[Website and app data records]

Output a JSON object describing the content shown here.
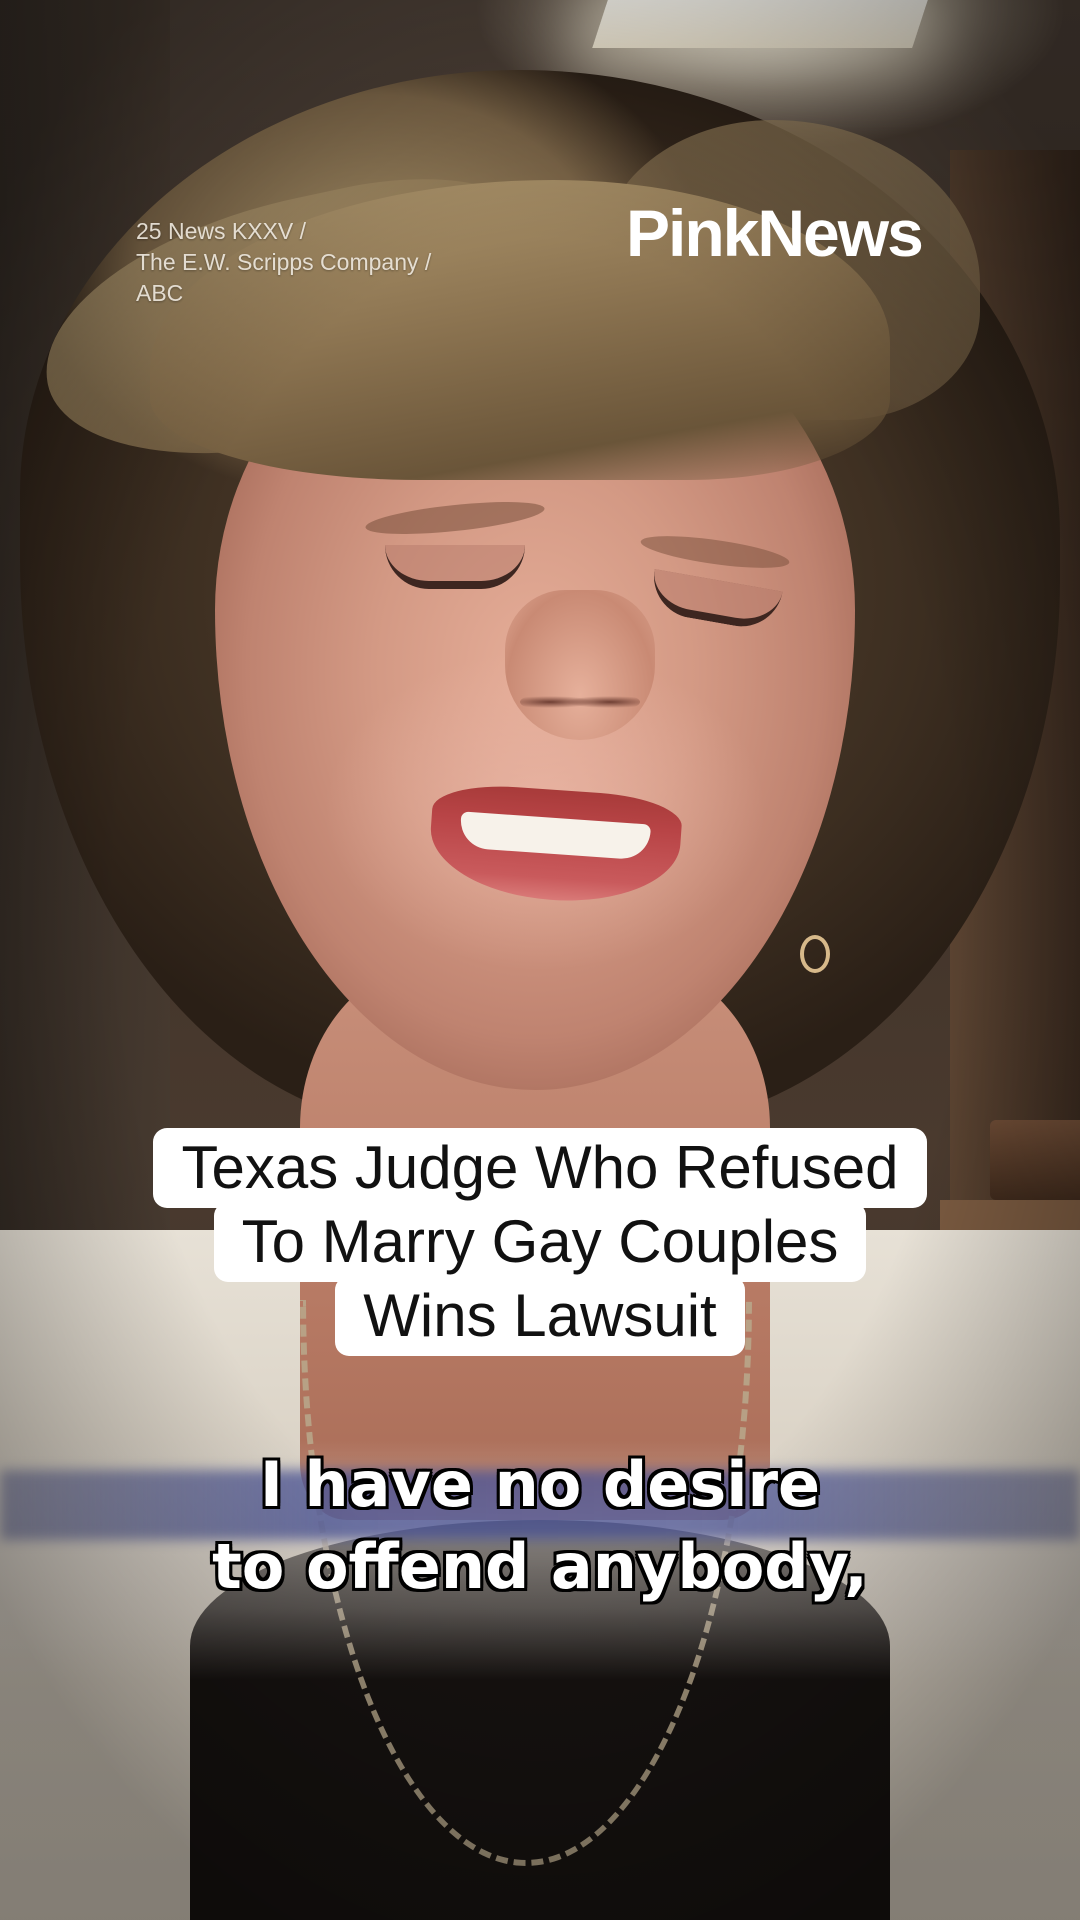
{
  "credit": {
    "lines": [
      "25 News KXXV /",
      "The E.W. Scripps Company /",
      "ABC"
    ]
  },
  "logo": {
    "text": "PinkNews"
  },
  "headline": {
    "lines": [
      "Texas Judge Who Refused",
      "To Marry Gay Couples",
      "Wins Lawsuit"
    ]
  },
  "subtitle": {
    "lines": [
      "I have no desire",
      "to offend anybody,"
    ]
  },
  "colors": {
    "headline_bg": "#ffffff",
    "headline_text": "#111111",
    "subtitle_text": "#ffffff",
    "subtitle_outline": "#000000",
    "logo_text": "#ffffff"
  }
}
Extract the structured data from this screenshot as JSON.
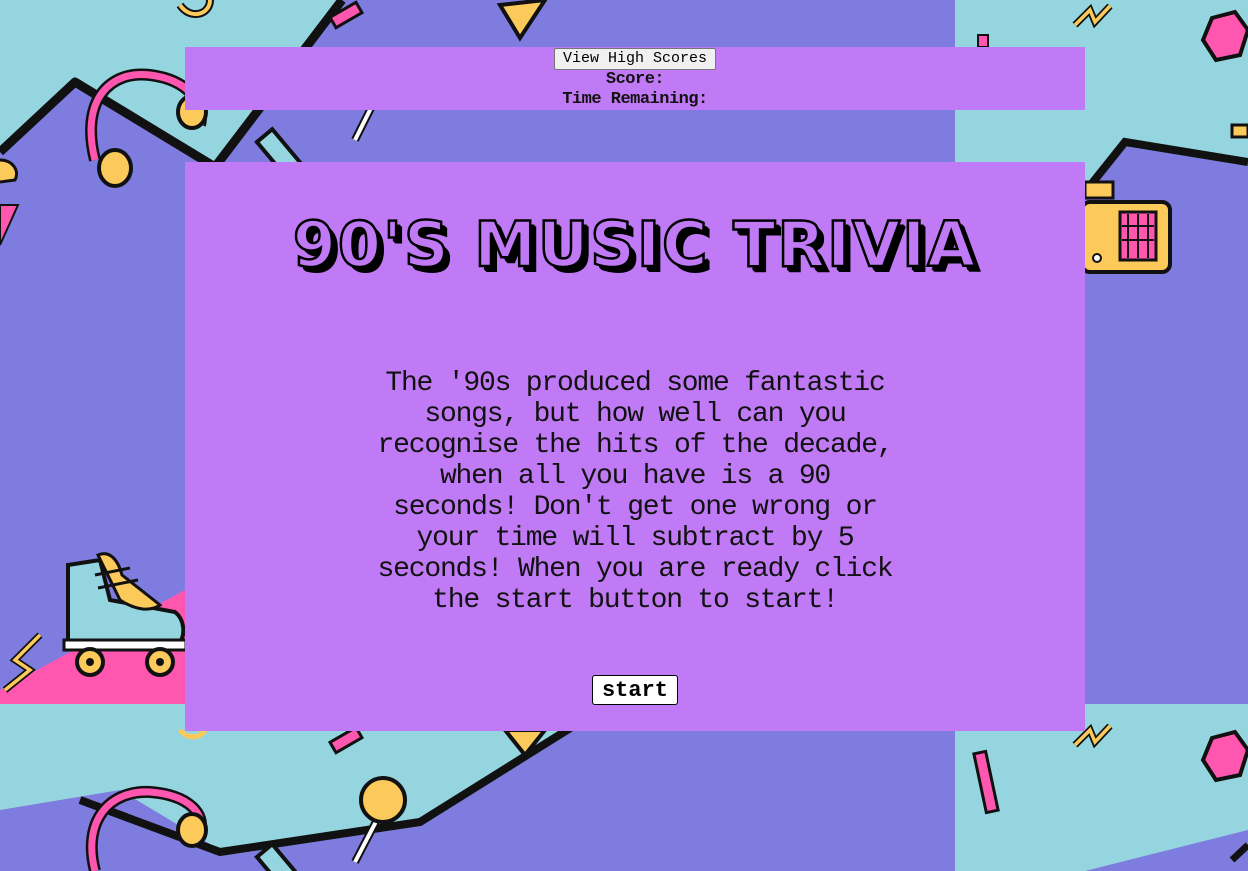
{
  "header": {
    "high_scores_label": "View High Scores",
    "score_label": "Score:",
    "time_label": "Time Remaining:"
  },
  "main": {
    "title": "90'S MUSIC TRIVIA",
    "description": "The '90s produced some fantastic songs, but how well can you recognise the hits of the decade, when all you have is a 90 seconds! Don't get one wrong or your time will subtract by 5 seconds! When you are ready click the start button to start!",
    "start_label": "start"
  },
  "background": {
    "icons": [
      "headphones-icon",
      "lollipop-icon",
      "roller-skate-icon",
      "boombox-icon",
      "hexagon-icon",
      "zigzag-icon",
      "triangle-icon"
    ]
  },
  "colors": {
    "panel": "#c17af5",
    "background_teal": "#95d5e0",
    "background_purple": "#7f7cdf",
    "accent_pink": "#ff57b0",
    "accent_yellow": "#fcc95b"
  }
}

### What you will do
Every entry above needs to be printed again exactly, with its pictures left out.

### Problem solution
Output a JSON object describing the content shown here.
{
  "credit": {
    "lines": [
      "25 News KXXV /",
      "The E.W. Scripps Company /",
      "ABC"
    ]
  },
  "logo": {
    "text": "PinkNews"
  },
  "headline": {
    "lines": [
      "Texas Judge Who Refused",
      "To Marry Gay Couples",
      "Wins Lawsuit"
    ]
  },
  "subtitle": {
    "lines": [
      "I have no desire",
      "to offend anybody,"
    ]
  },
  "colors": {
    "headline_bg": "#ffffff",
    "headline_text": "#111111",
    "subtitle_text": "#ffffff",
    "subtitle_outline": "#000000",
    "logo_text": "#ffffff"
  }
}
Extract the structured data from this screenshot as JSON.
{
  "header": {
    "high_scores_label": "View High Scores",
    "score_label": "Score:",
    "time_label": "Time Remaining:"
  },
  "main": {
    "title": "90'S MUSIC TRIVIA",
    "description": "The '90s produced some fantastic songs, but how well can you recognise the hits of the decade, when all you have is a 90 seconds! Don't get one wrong or your time will subtract by 5 seconds! When you are ready click the start button to start!",
    "start_label": "start"
  },
  "background": {
    "icons": [
      "headphones-icon",
      "lollipop-icon",
      "roller-skate-icon",
      "boombox-icon",
      "hexagon-icon",
      "zigzag-icon",
      "triangle-icon"
    ]
  },
  "colors": {
    "panel": "#c17af5",
    "background_teal": "#95d5e0",
    "background_purple": "#7f7cdf",
    "accent_pink": "#ff57b0",
    "accent_yellow": "#fcc95b"
  }
}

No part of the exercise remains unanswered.